2.2 The pathophysiology of heart failure
2.2 The pathophysiology of heart failure

Despite the fact that NYHA class 3 and 4 heart disease is relatively uncommon in horses compared with other species, it is helpful to understand the changes which lead to signs of heart failure.

Heart failure may be acute or chronic, compensated or decompensated. The majority of animals with heart failure are in a compensated state in which there is a stable balance between abnormalities and the homeostatic responses to these changes. Treatment of animals with heart disease is aimed at reversing the aetiological factors if possible, in order to return the heart to normality. Howbecause heart valves cannot be replaced in horses, a complete cure is only possible with some arrhythmias. Treatment of animals with compensated heart disease is therefore based on alleviating clinical signs without reducing cardiac reserve. Treatment of animals with decompensated heart failure is aimed at returning the animal to a compensated state, if the long-term prognosis is sufficiently good for treatment to be worthwhile.

Heart failure has been classified in many different ways, potentially leading to some confusion. Many classifications overlap; animals seldom fall only into one specific category. All of the descriptions are over-simplifications of the pathoprocesses which occur. However, they are useful concepts because they make one think about the physiological changes which are causing clinical signs.


2.2.1 Congestive heart failure

2.2.2 Left-sided congestive heart failure

2.2.3 Right-sided congestive heart failure

2.2.4 Biventricular failure

2.2.5 Oedema formation

2.2.6 Low output failure

2.2.7 High output failure

2.2.8 Myocardial failure

2.2.9 Systolic failure

2.2.10 Diastolic failure

2.2.11 Forward failure

2.2.12 Backward failure
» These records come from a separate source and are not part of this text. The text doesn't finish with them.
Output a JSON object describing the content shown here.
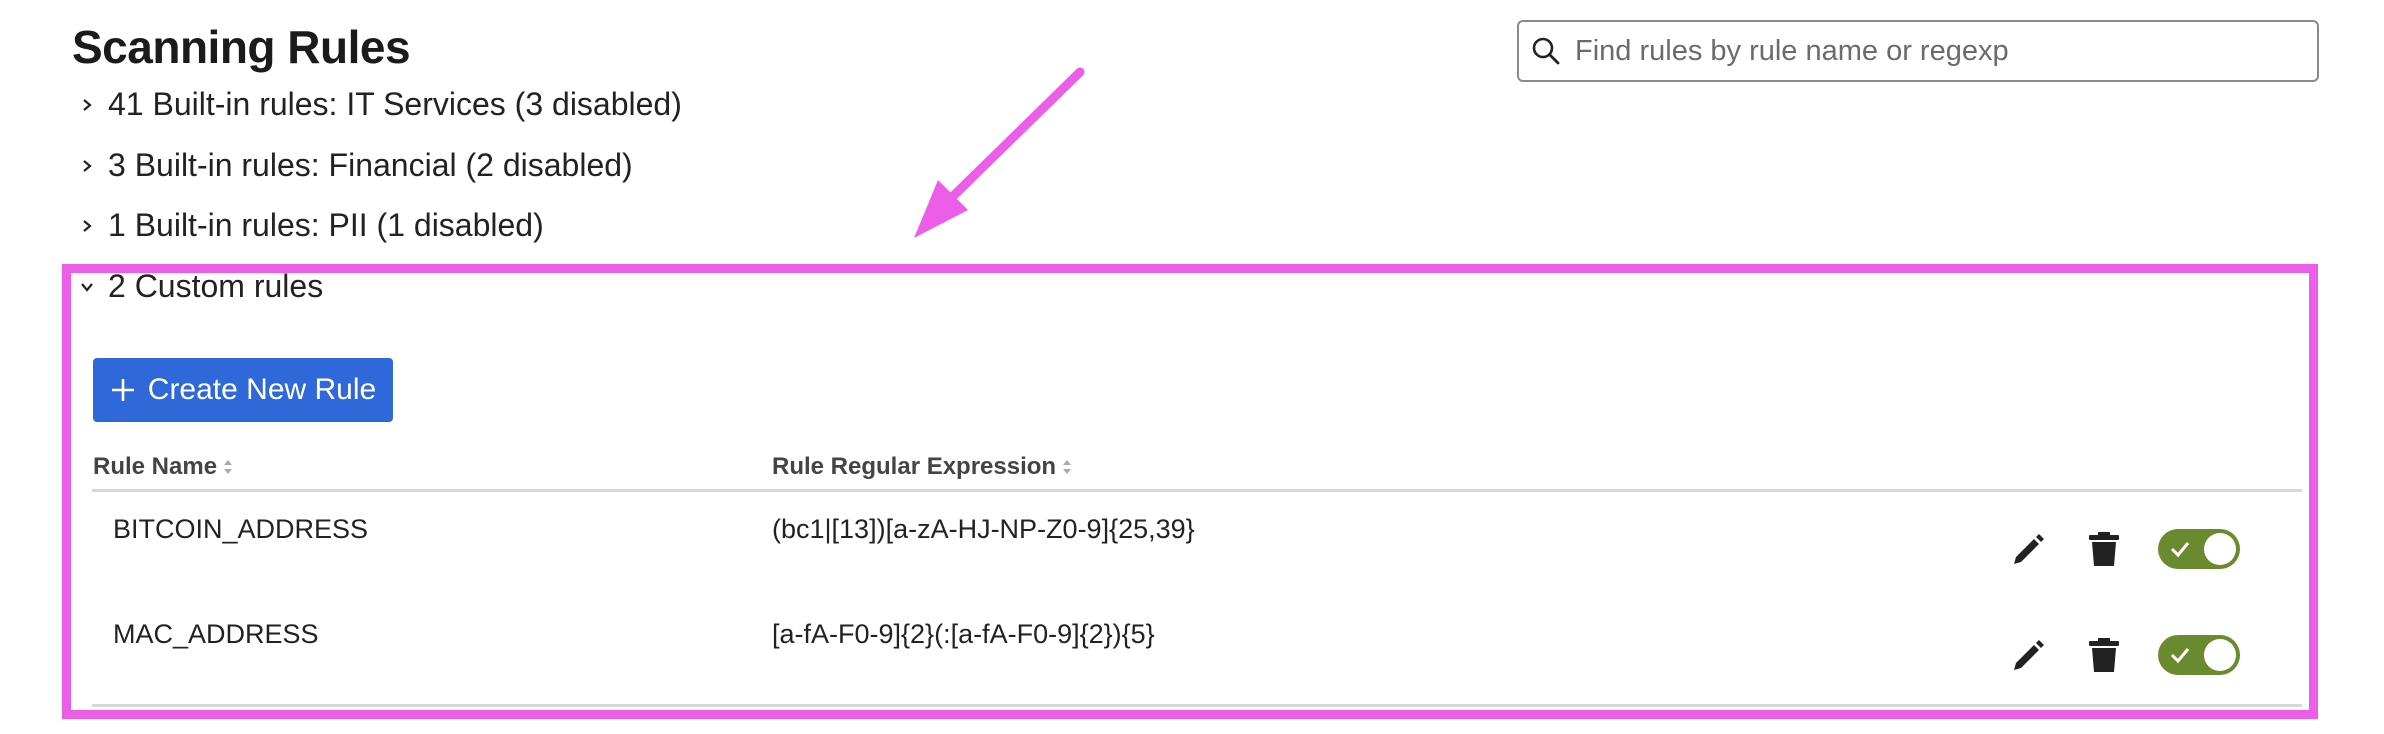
{
  "page": {
    "title": "Scanning Rules"
  },
  "search": {
    "placeholder": "Find rules by rule name or regexp",
    "value": ""
  },
  "groups": [
    {
      "label": "41 Built-in rules: IT Services (3 disabled)",
      "expanded": false
    },
    {
      "label": "3 Built-in rules: Financial (2 disabled)",
      "expanded": false
    },
    {
      "label": "1 Built-in rules: PII (1 disabled)",
      "expanded": false
    },
    {
      "label": "2 Custom rules",
      "expanded": true
    }
  ],
  "custom": {
    "create_button_label": "Create New Rule",
    "columns": {
      "name": "Rule Name",
      "regex": "Rule Regular Expression"
    },
    "rows": [
      {
        "name": "BITCOIN_ADDRESS",
        "regex": "(bc1|[13])[a-zA-HJ-NP-Z0-9]{25,39}",
        "enabled": true
      },
      {
        "name": "MAC_ADDRESS",
        "regex": "[a-fA-F0-9]{2}(:[a-fA-F0-9]{2}){5}",
        "enabled": true
      }
    ]
  },
  "icons": {
    "search": "search-icon",
    "chevron_right": "chevron-right-icon",
    "chevron_down": "chevron-down-icon",
    "plus": "plus-icon",
    "sort": "sort-icon",
    "edit": "pencil-icon",
    "delete": "trash-icon",
    "toggle_on": "check-icon"
  },
  "colors": {
    "accent_button": "#2f68d8",
    "toggle_on": "#6a8a30",
    "annotation": "#ec5de8"
  }
}
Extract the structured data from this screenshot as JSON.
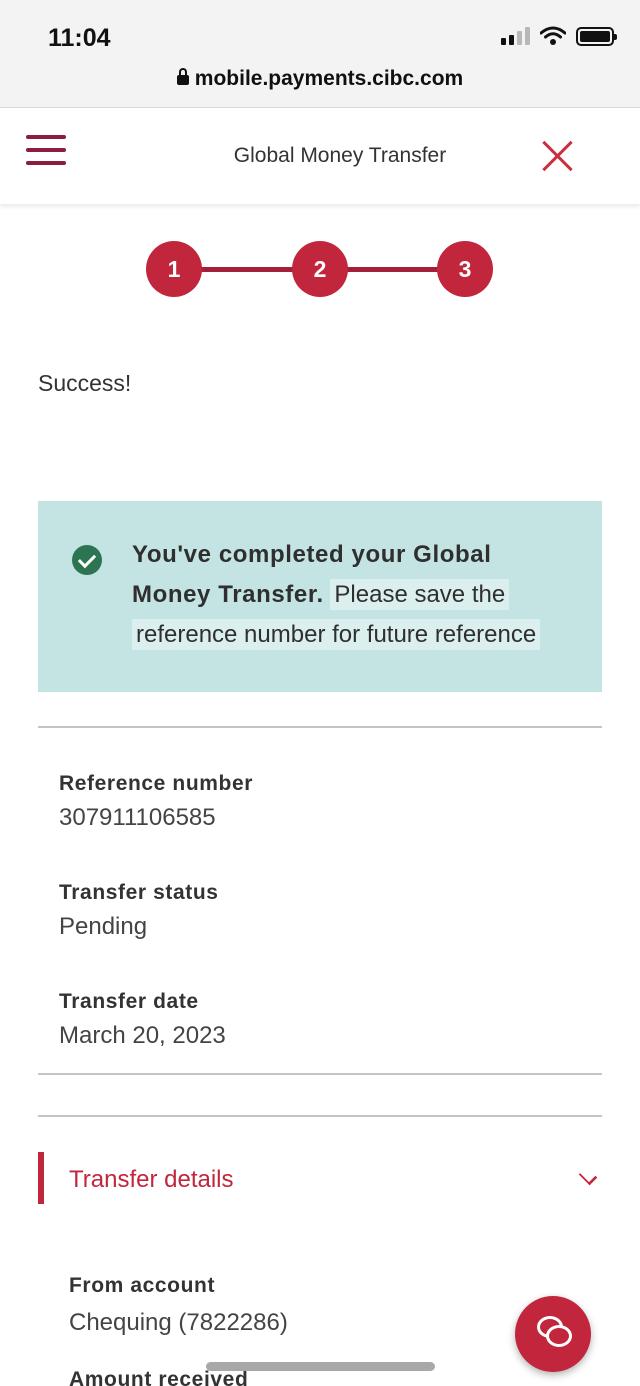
{
  "status_bar": {
    "time": "11:04"
  },
  "browser": {
    "url": "mobile.payments.cibc.com"
  },
  "header": {
    "title": "Global Money Transfer"
  },
  "stepper": {
    "steps": [
      "1",
      "2",
      "3"
    ],
    "current": 3
  },
  "page": {
    "heading": "Success!"
  },
  "banner": {
    "strong": "You've completed your Global Money Transfer.",
    "message_1": "Please save the",
    "message_2": "reference number for future reference"
  },
  "summary": {
    "reference_label": "Reference number",
    "reference_value": "307911106585",
    "status_label": "Transfer status",
    "status_value": "Pending",
    "date_label": "Transfer date",
    "date_value": "March 20, 2023"
  },
  "details": {
    "title": "Transfer details",
    "from_label": "From account",
    "from_value": "Chequing (7822286)",
    "amount_label": "Amount received"
  },
  "colors": {
    "brand": "#c1263d",
    "brand_dark": "#8b1d3e",
    "banner_bg": "#c4e3e3",
    "success": "#2d7552"
  },
  "icons": {
    "menu": "hamburger-icon",
    "close": "close-icon",
    "check": "check-circle-icon",
    "chevron": "chevron-down-icon",
    "chat": "chat-icon"
  }
}
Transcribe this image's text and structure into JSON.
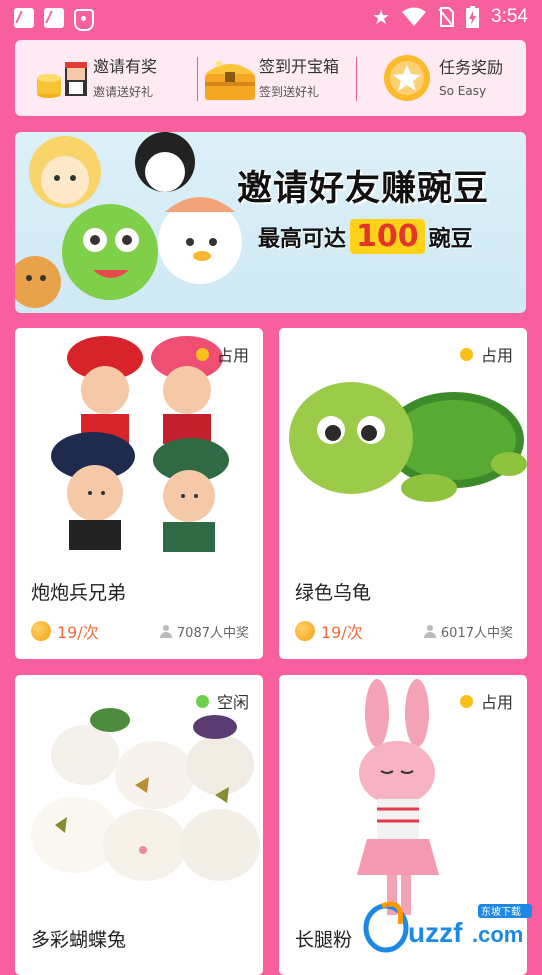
{
  "status_bar": {
    "time": "3:54"
  },
  "quick_actions": [
    {
      "title": "邀请有奖",
      "subtitle": "邀请送好礼"
    },
    {
      "title": "签到开宝箱",
      "subtitle": "签到送好礼"
    },
    {
      "title": "任务奖励",
      "subtitle": "So Easy"
    }
  ],
  "banner": {
    "title": "邀请好友赚豌豆",
    "sub_prefix": "最高可达",
    "sub_number": "100",
    "sub_suffix": "豌豆"
  },
  "products": [
    {
      "name": "炮炮兵兄弟",
      "status": "占用",
      "status_color": "#f7c01b",
      "price": "19/次",
      "winners": "7087人中奖"
    },
    {
      "name": "绿色乌龟",
      "status": "占用",
      "status_color": "#f7c01b",
      "price": "19/次",
      "winners": "6017人中奖"
    },
    {
      "name": "多彩蝴蝶兔",
      "status": "空闲",
      "status_color": "#6fce4a"
    },
    {
      "name": "长腿粉",
      "status": "占用",
      "status_color": "#f7c01b"
    }
  ],
  "watermark": {
    "brand": "uzzf",
    "domain": ".com",
    "tag": "东坡下载"
  }
}
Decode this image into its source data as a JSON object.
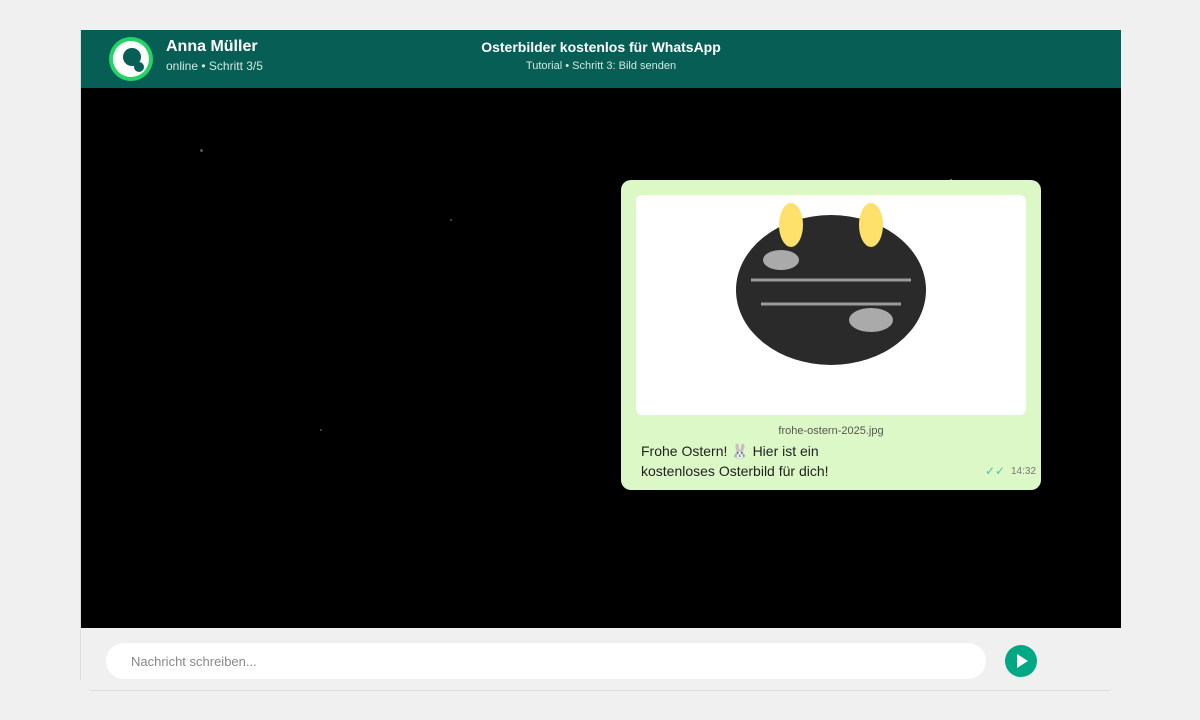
{
  "header": {
    "contact_name": "Anna Müller",
    "contact_status": "online • Schritt 3/5",
    "title": "Osterbilder kostenlos für WhatsApp",
    "subtitle": "Tutorial • Schritt 3: Bild senden"
  },
  "message": {
    "filename": "frohe-ostern-2025.jpg",
    "caption_line1": "Frohe Ostern! 🐰 Hier ist ein",
    "caption_line2": "kostenloses Osterbild für dich!",
    "ticks": "✓✓",
    "time": "14:32"
  },
  "composer": {
    "placeholder": "Nachricht schreiben..."
  },
  "colors": {
    "header": "#075e54",
    "bubble": "#dcf8c6",
    "accent": "#00a884",
    "ears": "#fde16b"
  },
  "icons": {
    "avatar": "user-avatar-icon",
    "send": "send-icon",
    "image": "easter-egg-image"
  }
}
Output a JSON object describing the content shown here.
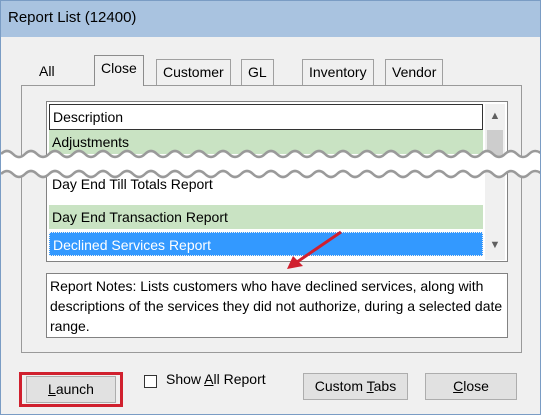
{
  "window": {
    "title": "Report List (12400)"
  },
  "tabs": [
    {
      "label": "All",
      "active": false
    },
    {
      "label": "Close",
      "active": true
    },
    {
      "label": "Customer",
      "active": false
    },
    {
      "label": "GL",
      "active": false
    },
    {
      "label": "Inventory",
      "active": false
    },
    {
      "label": "Vendor",
      "active": false
    }
  ],
  "list": {
    "header": "Description",
    "top_items": [
      "Adjustments"
    ],
    "bottom_items": [
      "Day End Till Totals Report",
      "Day End Transaction Report",
      "Declined Services Report"
    ]
  },
  "notes": {
    "text": "Report Notes:  Lists customers who have declined services, along with descriptions of the services they did not authorize, during a selected date range."
  },
  "buttons": {
    "launch_pre": "",
    "launch_ul": "L",
    "launch_post": "aunch",
    "show_pre": "Show ",
    "show_ul": "A",
    "show_post": "ll Report",
    "tabs_pre": "Custom ",
    "tabs_ul": "T",
    "tabs_post": "abs",
    "close_pre": "",
    "close_ul": "C",
    "close_post": "lose"
  },
  "colors": {
    "highlight_row": "#c9e3c3",
    "selected_row": "#3399ff",
    "annotation_red": "#d0202e"
  }
}
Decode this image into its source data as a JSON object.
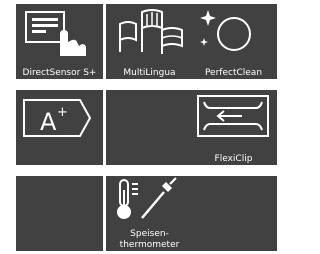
{
  "tiles": [
    {
      "id": "direct-sensor",
      "label": "DirectSensor S+",
      "icon": "touch-screen-hand-icon"
    },
    {
      "id": "multilingua",
      "label": "MultiLingua",
      "icon": "flags-icon"
    },
    {
      "id": "perfectclean",
      "label": "PerfectClean",
      "icon": "sparkle-circle-icon"
    },
    {
      "id": "energy-label",
      "label": "",
      "icon": "energy-label-a-plus-icon"
    },
    {
      "id": "empty-1",
      "label": "",
      "icon": ""
    },
    {
      "id": "flexiclip",
      "label": "FlexiClip",
      "icon": "flexiclip-rail-icon"
    },
    {
      "id": "empty-2",
      "label": "",
      "icon": ""
    },
    {
      "id": "food-probe",
      "label_line1": "Speisen-",
      "label_line2": "thermometer",
      "icon": "food-probe-thermometer-icon"
    },
    {
      "id": "empty-3",
      "label": "",
      "icon": ""
    }
  ],
  "colors": {
    "tile_bg": "#414141",
    "text": "#ffffff",
    "background": "#ffffff"
  }
}
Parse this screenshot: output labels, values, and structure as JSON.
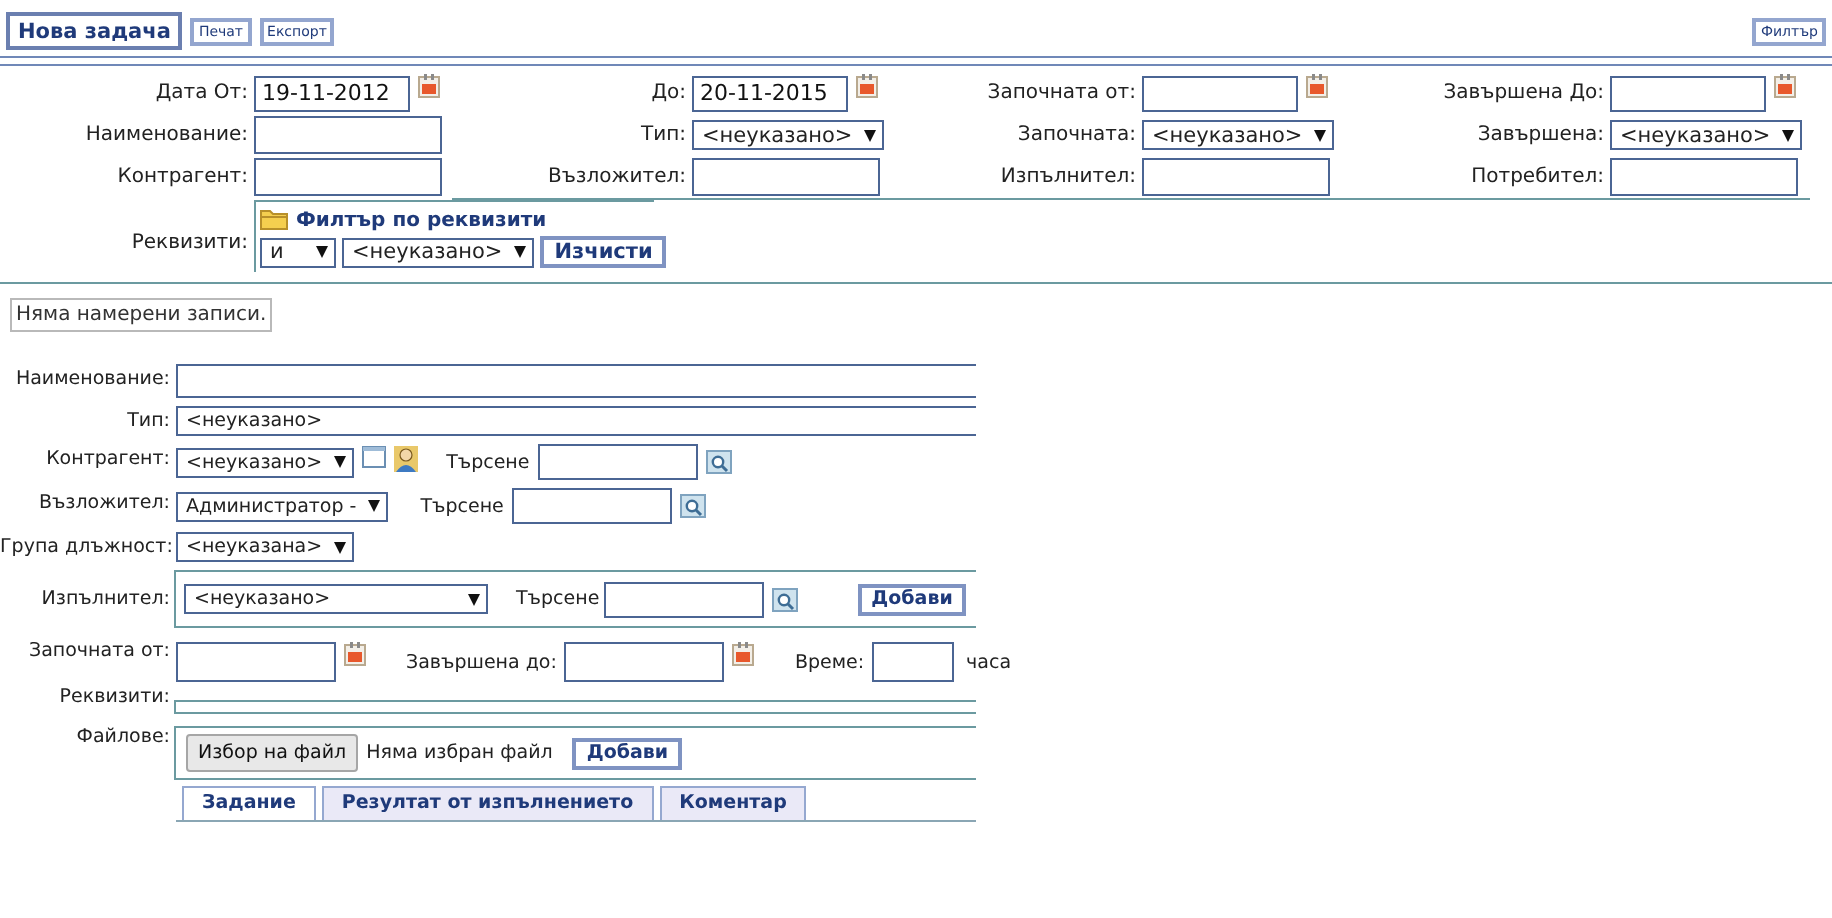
{
  "toolbar": {
    "buttons": [
      {
        "label": "Нова задача",
        "kind": "primary"
      },
      {
        "label": "Печат",
        "kind": "small"
      },
      {
        "label": "Експорт",
        "kind": "small"
      }
    ],
    "filter_button": "Филтър"
  },
  "filter": {
    "fields": [
      {
        "label": "Дата От:",
        "kind": "date",
        "value": "19-11-2012"
      },
      {
        "label": "До:",
        "kind": "date",
        "value": "20-11-2015"
      },
      {
        "label": "Започната от:",
        "kind": "date"
      },
      {
        "label": "Завършена До:",
        "kind": "date"
      },
      {
        "label": "Наименование:",
        "kind": "text"
      },
      {
        "label": "Тип:",
        "kind": "select",
        "value": "<неуказано>"
      },
      {
        "label": "Започната:",
        "kind": "select",
        "value": "<неуказано>"
      },
      {
        "label": "Завършена:",
        "kind": "select",
        "value": "<неуказано>"
      },
      {
        "label": "Контрагент:",
        "kind": "text"
      },
      {
        "label": "Възложител:",
        "kind": "text"
      },
      {
        "label": "Изпълнител:",
        "kind": "text"
      },
      {
        "label": "Потребител:",
        "kind": "text"
      }
    ],
    "requisites": {
      "label": "Реквизити:",
      "title": "Филтър по реквизити",
      "operator": "и",
      "property": "<неуказано>",
      "clear": "Изчисти"
    }
  },
  "message": "Няма намерени записи.",
  "task_form": {
    "rows": [
      {
        "kind": "text",
        "label": "Наименование:"
      },
      {
        "kind": "display",
        "label": "Тип:",
        "value": "<неуказано>"
      },
      {
        "kind": "contact_lookup",
        "label": "Контрагент:",
        "value": "<неуказано>",
        "search_label": "Търсене"
      },
      {
        "kind": "lookup",
        "label": "Възложител:",
        "value": "Администратор -",
        "search_label": "Търсене"
      },
      {
        "kind": "select",
        "label": "Група длъжност:",
        "value": "<неуказана>"
      },
      {
        "kind": "executor",
        "label": "Изпълнител:",
        "value": "<неуказано>",
        "search_label": "Търсене",
        "add": "Добави"
      },
      {
        "kind": "dates",
        "label": "Започната от:",
        "end_label": "Завършена до:",
        "time_label": "Време:",
        "unit": "часа"
      },
      {
        "kind": "empty_panel",
        "label": "Реквизити:"
      },
      {
        "kind": "files",
        "label": "Файлове:",
        "choose": "Избор на файл",
        "status": "Няма избран файл",
        "add": "Добави"
      }
    ],
    "tabs": [
      {
        "label": "Задание",
        "selected": true
      },
      {
        "label": "Резултат от изпълнението",
        "selected": false
      },
      {
        "label": "Коментар",
        "selected": false
      }
    ]
  }
}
2.2.13 Volume overload

2.2.14 Pressure overload

2.2.15 Decompensated heart failure

2.2.16 The pathophysiology of reduced exercise tolerance